Over the last month, a crew of Nickels staffers has switched desks, floors, and offices in a major reorganization at city hall that has gone unnoticed in the mainstream press. My colleague Erica C. Barnett wrote a small item about the changes two weeks ago, explaining that the mayor's Department of Finance will commingle with the Office of Policy and Management (OPM) to create five new "work teams" (or pods, as they were informally called) that will be overseen by a new director's office ["In Other News," June 15]. This new director's office will be second in the chain of command in Team Nickels's flow chart, just below the executive.

Staff changes and power flow charts may seem like inside baseball, but the change is actually significant and worrisome.

At first glance, it seems like a cool idea. Deputy Mayor Tim Ceis told me the new structure—his brainchild—is an attempt to forestall "second term-itis." Specifically, his new system is designed to avoid developing initiatives on separate tracks—financial, policy, and political. "With an interdisciplinary approach all along," Ceis says, by the time program initiatives hit his desk, "there won't be so many unresolved issues" getting in the way of implementing programs. Sounds smart.

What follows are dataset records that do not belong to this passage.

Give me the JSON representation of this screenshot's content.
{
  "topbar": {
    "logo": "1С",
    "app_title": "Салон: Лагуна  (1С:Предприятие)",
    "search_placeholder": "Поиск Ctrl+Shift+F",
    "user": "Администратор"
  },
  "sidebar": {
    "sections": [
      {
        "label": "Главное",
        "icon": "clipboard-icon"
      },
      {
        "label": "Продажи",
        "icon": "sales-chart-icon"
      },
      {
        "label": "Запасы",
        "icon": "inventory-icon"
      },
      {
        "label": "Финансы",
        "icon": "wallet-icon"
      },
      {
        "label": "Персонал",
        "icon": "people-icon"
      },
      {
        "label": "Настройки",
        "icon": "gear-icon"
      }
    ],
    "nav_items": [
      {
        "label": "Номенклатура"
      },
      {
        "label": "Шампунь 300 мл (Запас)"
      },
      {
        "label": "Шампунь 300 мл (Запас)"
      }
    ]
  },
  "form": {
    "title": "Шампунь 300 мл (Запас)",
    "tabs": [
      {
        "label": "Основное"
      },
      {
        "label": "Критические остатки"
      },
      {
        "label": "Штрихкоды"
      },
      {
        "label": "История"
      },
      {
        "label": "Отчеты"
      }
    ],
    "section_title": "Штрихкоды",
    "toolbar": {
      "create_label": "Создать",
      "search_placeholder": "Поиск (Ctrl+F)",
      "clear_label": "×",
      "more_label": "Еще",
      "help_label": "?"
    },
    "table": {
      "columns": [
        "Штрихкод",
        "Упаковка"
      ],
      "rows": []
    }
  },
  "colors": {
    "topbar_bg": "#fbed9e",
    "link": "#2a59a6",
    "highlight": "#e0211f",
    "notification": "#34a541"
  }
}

But it's not. In the old formula—keeping finance separate from policy and politics—there was an independent reality check: The mayor's finance director, Dwight Dively, provided a refreshing dose of straight talk in an administration that has a tendency to spin the facts in pursuit of its policy goals.

Now, by officially blurring the line between policy and finance, Team Nickels has formalized its M.O. of forcing the facts to fit its agenda. This is bad timing for an administration that's currently pushing a financially dubious $4 billion-plus waterfront tunnel project. But, in a display of the alliance between the administration's political leader Ceis and its policy leader, OPM Director Mary Jean Ryan, Dively's role does appear to have been subsumed by the policy shop.

Ryan and Dively will be heading up the new director's office together, which raises questions about who is actually in charge. That confusion creates a power vacuum that will ultimately be filled by whomever the design of the reorganization favors. And as Ceis designed it, the reorganization favors Ryan's policy shop.

Of the five new divisions under Ryan and Dively, four will be led by people from the policy side. And with the exception of the fifth division (which deals with public safety), the power and numbers within the divisions themselves favor policy. In the Community Development division, for example, policy folks outnumber finance folks 6–2. In Human Services, it's 4–1. In Infrastructure, it's 5–4 (again, with an OPM guy in charge). And while it's an even 2–2 in Environment and Neighborhood, the director comes from OPM. Overall, there will be nearly twice as many policy people as finance people in the reorganization. In the old setup, the ratio of finance people to OPM people was exactly the reverse—with more than twice as many finance folks.

Cies's freak-out over "second term-itis," has clearly given way to policy overreach-itis.